La Jolla is another area that has been providing anglers a chance at a yellowtail. The zone below the lower end of La Jolla has been best, and this is where there have been occasional showings of breezing yellowtail.
The yellows have been showing over the hard-bottom area located below the Marine Life Protection Act (MLPA) closure zone at the lower end of La Jolla, in 18 to 30 fathoms of water. Another area to keep an eye on for showings of breezing yellowtail is outside the upper end of La Jolla, in 18- to 25-fathom depths.
Surface iron is a good way to go for the yellowtail at La Jolla, if you can get the jig to the breezing fish before they sound. If you locate a meter mark, the best technique is to drift while using sardines or yo-yoed iron.

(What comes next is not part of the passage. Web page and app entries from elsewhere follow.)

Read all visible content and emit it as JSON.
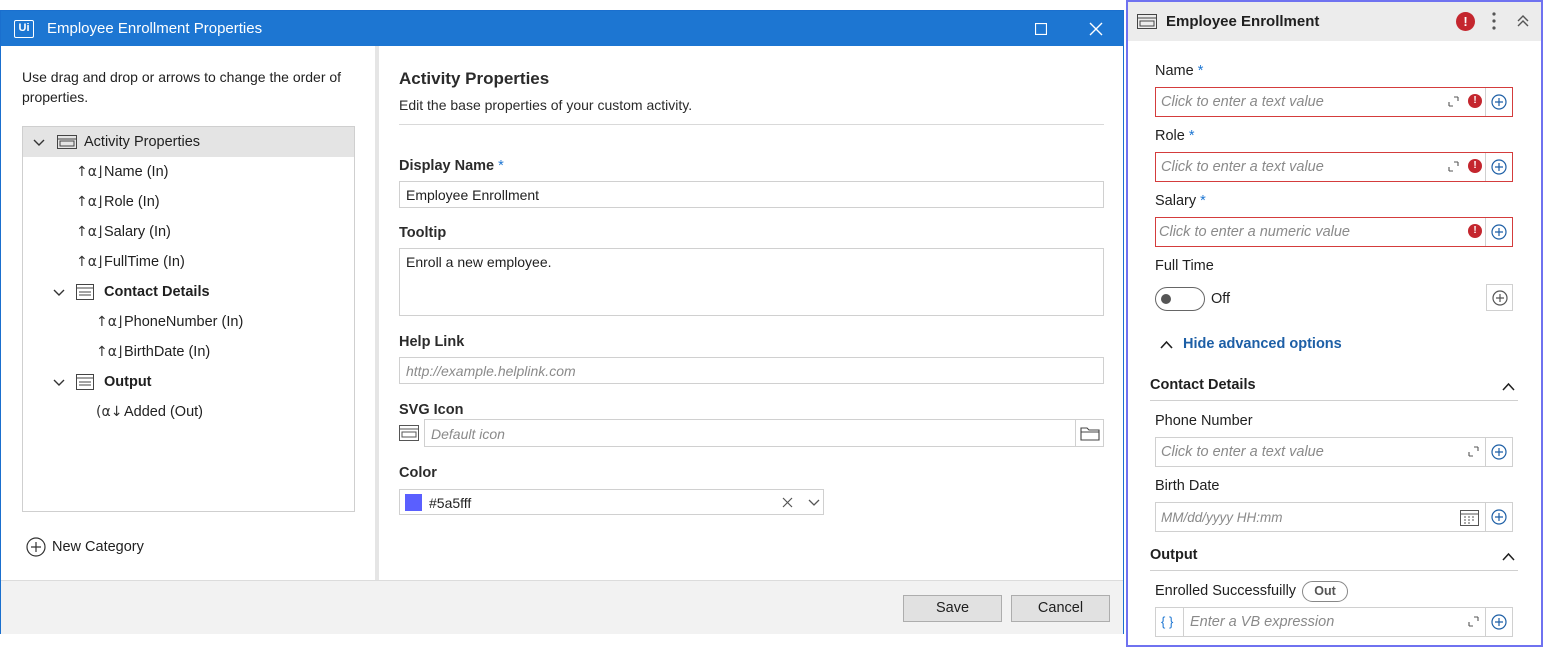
{
  "dialog": {
    "title": "Employee Enrollment Properties",
    "hint": "Use drag and drop or arrows to change the order of properties.",
    "tree": [
      {
        "label": "Activity Properties",
        "kind": "category"
      },
      {
        "label": "Name (In)",
        "kind": "in"
      },
      {
        "label": "Role (In)",
        "kind": "in"
      },
      {
        "label": "Salary (In)",
        "kind": "in"
      },
      {
        "label": "FullTime (In)",
        "kind": "in"
      },
      {
        "label": "Contact Details",
        "kind": "category"
      },
      {
        "label": "PhoneNumber (In)",
        "kind": "in"
      },
      {
        "label": "BirthDate (In)",
        "kind": "in"
      },
      {
        "label": "Output",
        "kind": "category"
      },
      {
        "label": "Added (Out)",
        "kind": "out"
      }
    ],
    "new_category": "New Category",
    "section_title": "Activity Properties",
    "section_subtitle": "Edit the base properties of your custom activity.",
    "display_name_label": "Display Name",
    "display_name_value": "Employee Enrollment",
    "tooltip_label": "Tooltip",
    "tooltip_value": "Enroll a new employee.",
    "help_link_label": "Help Link",
    "help_link_placeholder": "http://example.helplink.com",
    "svg_icon_label": "SVG Icon",
    "svg_icon_placeholder": "Default icon",
    "color_label": "Color",
    "color_value": "#5a5fff",
    "required_mark": "*",
    "save": "Save",
    "cancel": "Cancel"
  },
  "panel": {
    "title": "Employee Enrollment",
    "fields": {
      "name_label": "Name",
      "role_label": "Role",
      "salary_label": "Salary",
      "text_placeholder": "Click to enter a text value",
      "numeric_placeholder": "Click to enter a numeric value",
      "full_time_label": "Full Time",
      "toggle_state": "Off",
      "advanced": "Hide advanced options",
      "contact_section": "Contact Details",
      "phone_label": "Phone Number",
      "birth_label": "Birth Date",
      "date_placeholder": "MM/dd/yyyy HH:mm",
      "output_section": "Output",
      "enrolled_label": "Enrolled Successfuilly",
      "out_badge": "Out",
      "vb_braces": "{ }",
      "vb_placeholder": "Enter a VB expression"
    },
    "required_mark": "*"
  },
  "colors": {
    "titlebar": "#1d76d2",
    "swatch": "#5a5fff",
    "panel_border": "#6f72f0",
    "error": "#c4262e"
  }
}
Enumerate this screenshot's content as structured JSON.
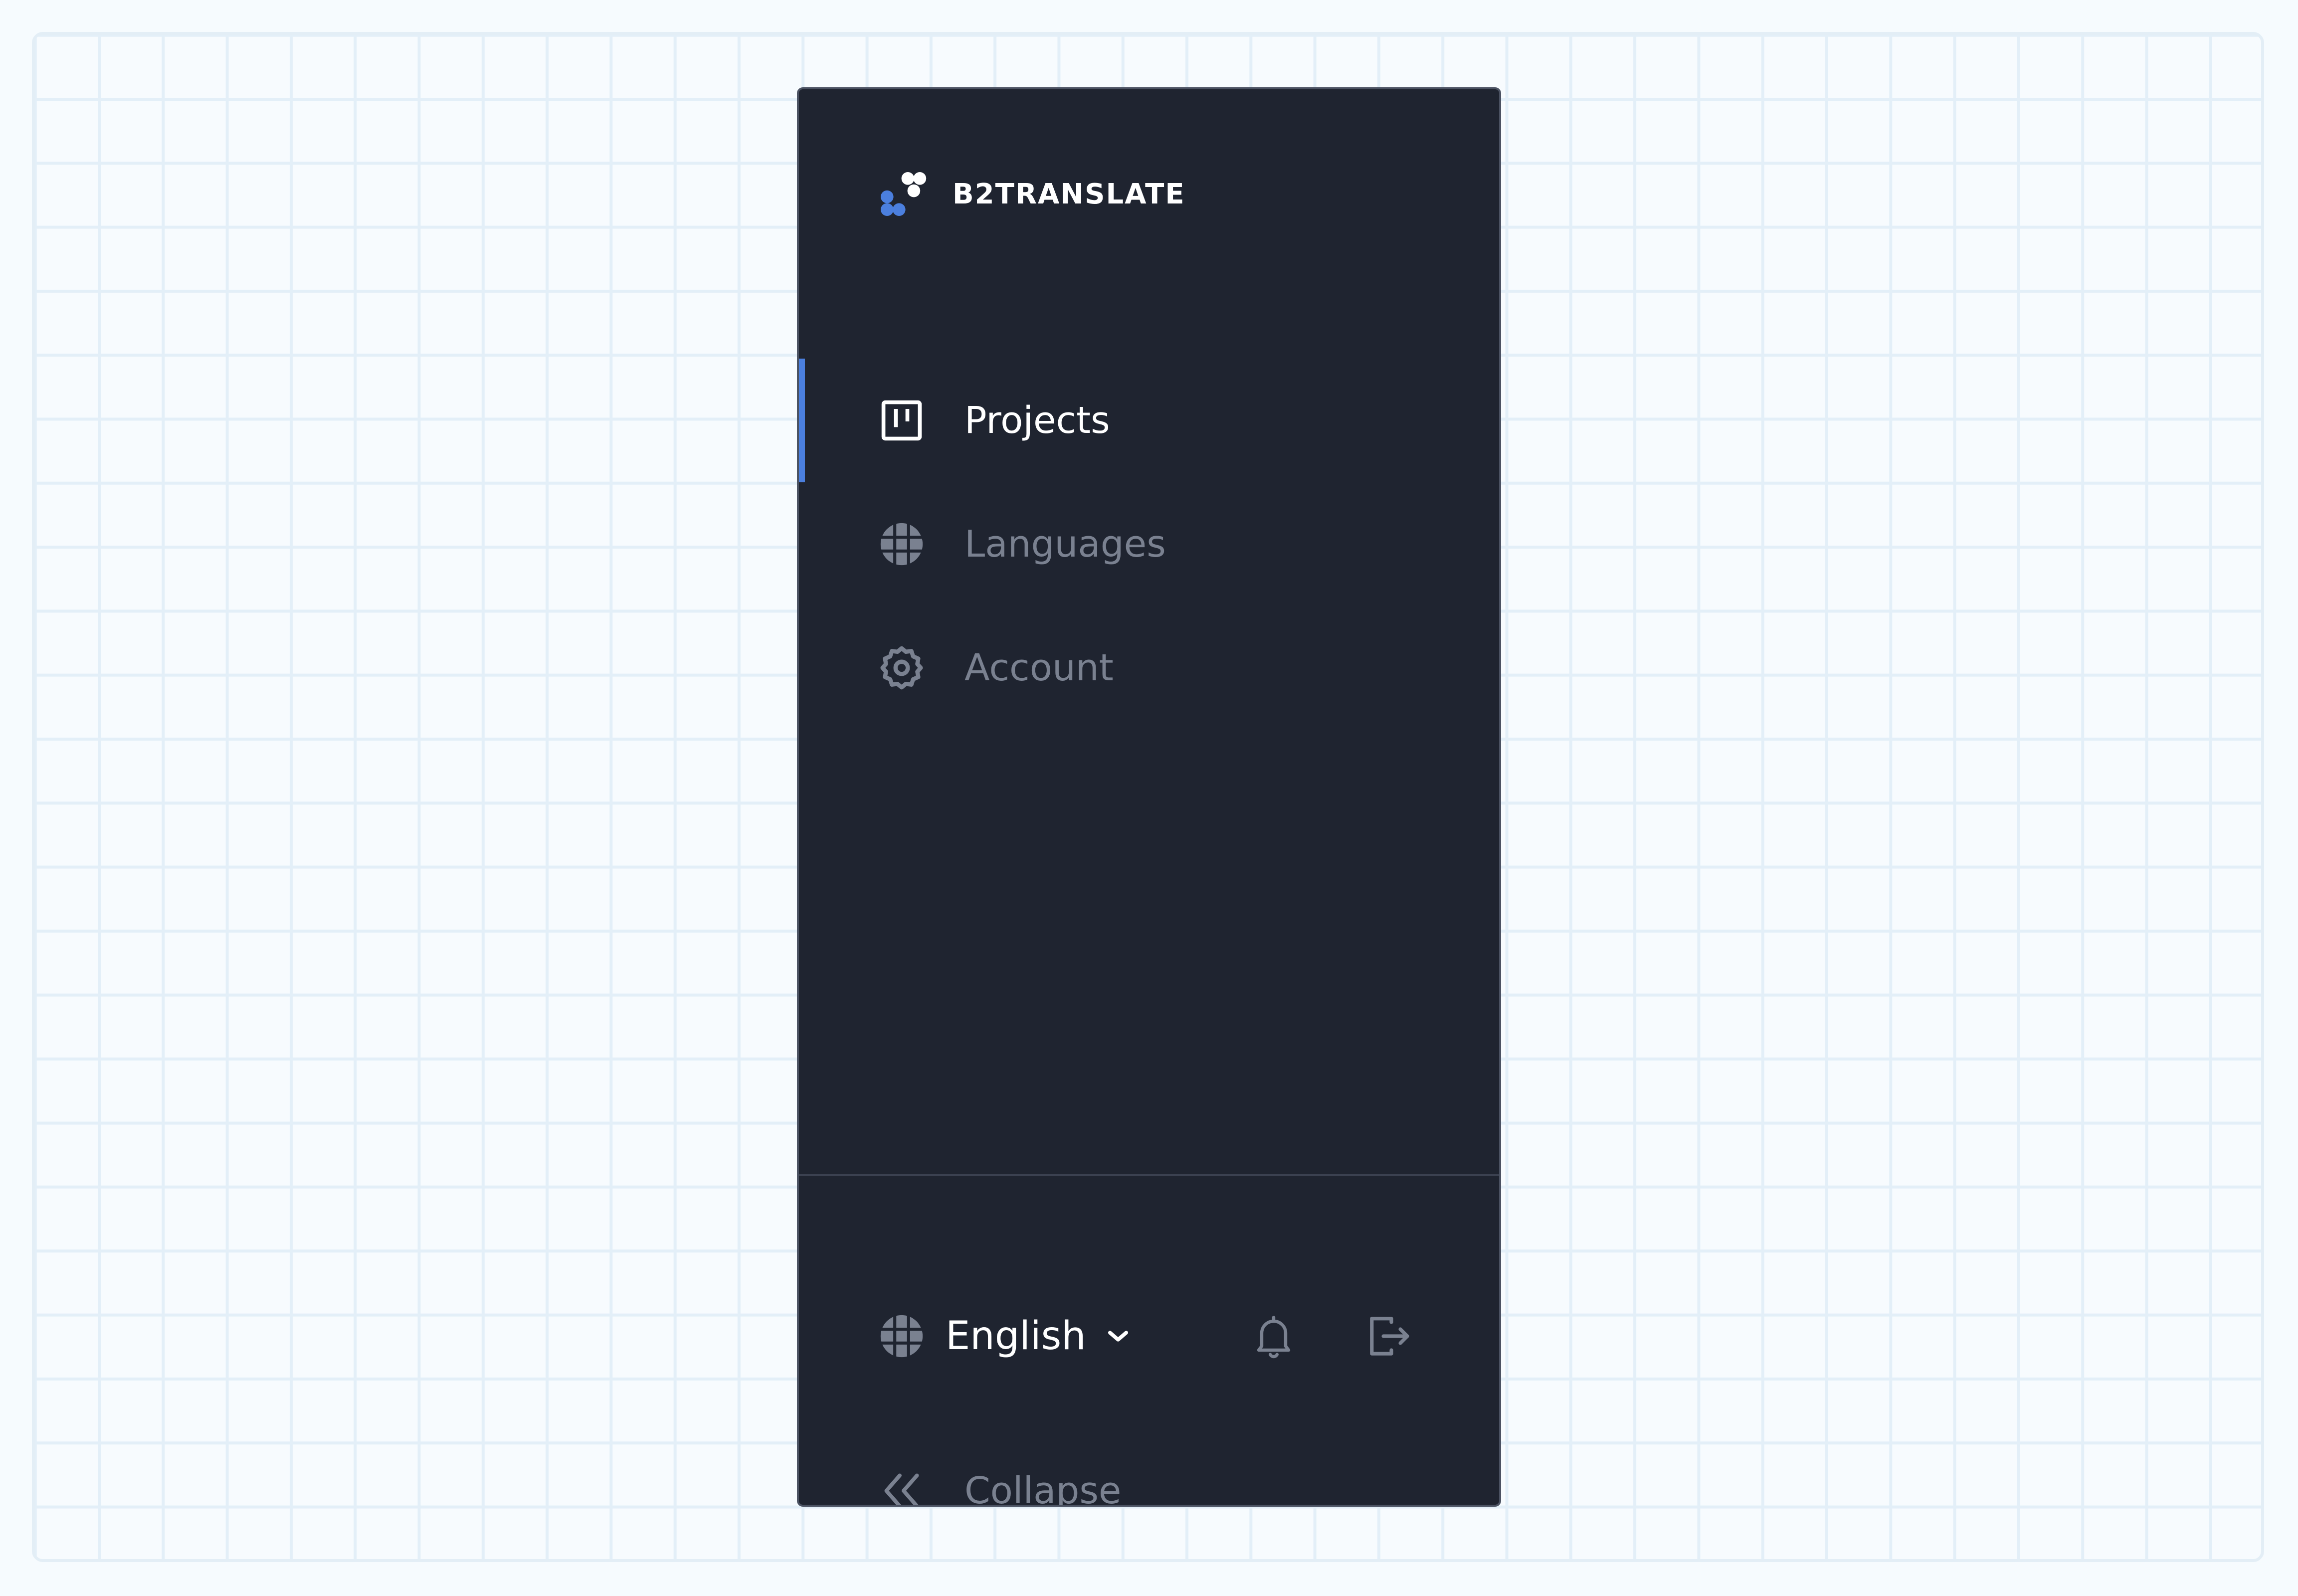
{
  "brand": {
    "name": "B2TRANSLATE",
    "colors": {
      "accent": "#4b7fde",
      "logo_light": "#ffffff"
    }
  },
  "nav": {
    "items": [
      {
        "label": "Projects",
        "icon": "kanban-board-icon",
        "active": true
      },
      {
        "label": "Languages",
        "icon": "globe-icon",
        "active": false
      },
      {
        "label": "Account",
        "icon": "gear-icon",
        "active": false
      }
    ]
  },
  "footer": {
    "language": {
      "selected": "English",
      "icon": "globe-icon",
      "dropdown_icon": "chevron-down-icon"
    },
    "notifications_icon": "bell-icon",
    "logout_icon": "logout-icon",
    "collapse": {
      "label": "Collapse",
      "icon": "double-chevron-left-icon"
    }
  },
  "theme": {
    "sidebar_bg": "#1f2430",
    "text_active": "#ffffff",
    "text_muted": "#7a8190",
    "active_indicator": "#4b7fde"
  }
}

New Seaforth out of Seaforth Sportfishing found some biting yellowtail on a couple of recent half-day trips. The day the yellows bit for them the best was March 21. They had 11 anglers on the morning half-day trip catch one yellowtail, one whitefish, 11 reds and 32 rockfish. On their afternoon half-day trip that same day, they had 13 anglers catching five yellowtail, one sculpin and 10 rockfish.
The remainder of the fishing along the San Diego area coast has been productive for a mix of rockfish, bass and sculpin. Some of the better spots for rockfish include the Whistler Buoy and Dropoff at Point Loma, the hard-bottom area below the MLPA closure zone at the lower end of La Jolla, the upper end of La Jolla, Del Mar, Leucadia and Box Canyon.
Anglers looking for rockfish around Los Coronados islands have also been reporting success. There has been good deepwater bottomfishing reported at the lower end of the 9-Mile Bank while fishing on the Mexican side of the border, in 60- to 90-fathom depths.
Hard-bottom areas north of Coronado del Norte (North Island) have also been productive, at 25- to 40-fathom depths. Another productive rockfish area has been the outer ridges stretching from outside of the Middle Grounds down to the South Kelp Ridge, in 25- to 45-fathom depths.
The spring surface fishing season has arrived early. Let’s hope it is the start of what will be a banner 2013 surface fishing season.
Bob Vanian is the voice, writer and researcher of the San Diego-based Internet fish report service 976-Bite at 976bite.com. Vanian also provides anglers with a personal fish report service over the phone at (619) 226-8218. He always welcomes your fish reports at that same phone number, or via email at firstname.lastname@example.org